It seems like everyone is talking about whether Hillary Clinton will run for president. There are several basic questions that come in to play. I’ve already written about the impact of her age here on PolicyMic. The next most obvious question is about her electability. There are plenty of opinions and she appears to be working hard to develop an answer herself.
An important element of her testing the waters is Clinton's pitching in to help Terry McAuliffe in his run for governor of Virginia. McAuliffe is an old friend of the Clintons and politicians frequently help old friends in their campaigns, but in this case she has an ulterior motive. She’s still helping out by showing her support in the governor's race, but her ability to draw a crowd and raise money will be closely monitored to help evaluate her credibility as a candidate herself.
Then there’s the Super PAC Ready for Hillary which everyone hopes will draw significant traffic and early contributions to the campaign coffers. The success of Ready for Hillary could play a huge role in her decision to run, or not to run.
Besides convincing herself, Hillary must convince the leadership of the Democratic Party that she's electable. It’s hard to imagine anyone in politics who has made a better recovery, politically, from the early days of her husband's presidency when she was vilified for a brutally failed attempt at addressing universal health care. She also faced a general dislike by the American public after the allegations of corruption regarding her work in Arkansas and their involvement in a real estate debacle on the White River.

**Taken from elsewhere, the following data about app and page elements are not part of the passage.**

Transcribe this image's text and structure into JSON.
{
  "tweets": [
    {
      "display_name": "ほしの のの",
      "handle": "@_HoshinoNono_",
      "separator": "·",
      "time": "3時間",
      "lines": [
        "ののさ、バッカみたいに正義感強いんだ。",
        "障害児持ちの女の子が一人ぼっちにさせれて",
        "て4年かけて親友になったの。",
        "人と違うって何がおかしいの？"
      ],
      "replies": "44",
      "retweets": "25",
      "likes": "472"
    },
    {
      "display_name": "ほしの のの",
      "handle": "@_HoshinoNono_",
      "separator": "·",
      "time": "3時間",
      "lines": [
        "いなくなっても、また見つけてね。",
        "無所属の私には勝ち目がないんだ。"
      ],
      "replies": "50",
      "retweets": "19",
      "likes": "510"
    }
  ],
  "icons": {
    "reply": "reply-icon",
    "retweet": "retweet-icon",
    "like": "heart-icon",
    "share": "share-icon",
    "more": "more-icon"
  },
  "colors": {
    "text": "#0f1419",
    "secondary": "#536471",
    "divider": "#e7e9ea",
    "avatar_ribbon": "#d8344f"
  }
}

She demonstrated tremendous courage in running for the Senate after she and Bill left the White House by facing her critics and distancing herself from Bill's bad personal choices. As Bill Clinton worked hard to ameliorate his image, she distinguished herself in the Senate and made a spirited bid for the presidency in 2008.
Hillary's star shined the brightest after she accepted Barack Obama's nomination to be Secretary of State. She is considered by many to have done an excellent job in that role. There were certainly some troubles along the way, but on balance she handled her responsibilities well. It would certainly be hard to argue that any secretary of state has worked harder or visited more countries — both characteristics that should weigh heavily on evaluating her capacity to serve as president.
Making the commitment to run is based on a number of factors, including the success of the current administration, world political developments, and her own health. As of now, she seems to be strong and vibrant. As long as she has no health setbacks in the next year or so, that shouldn’t be much of a factor. If Hillary chooses to run, she doesn’t have to declare for at least a year to a year and half. Much can change on the world stage between now and then. She's going to be watching very closely.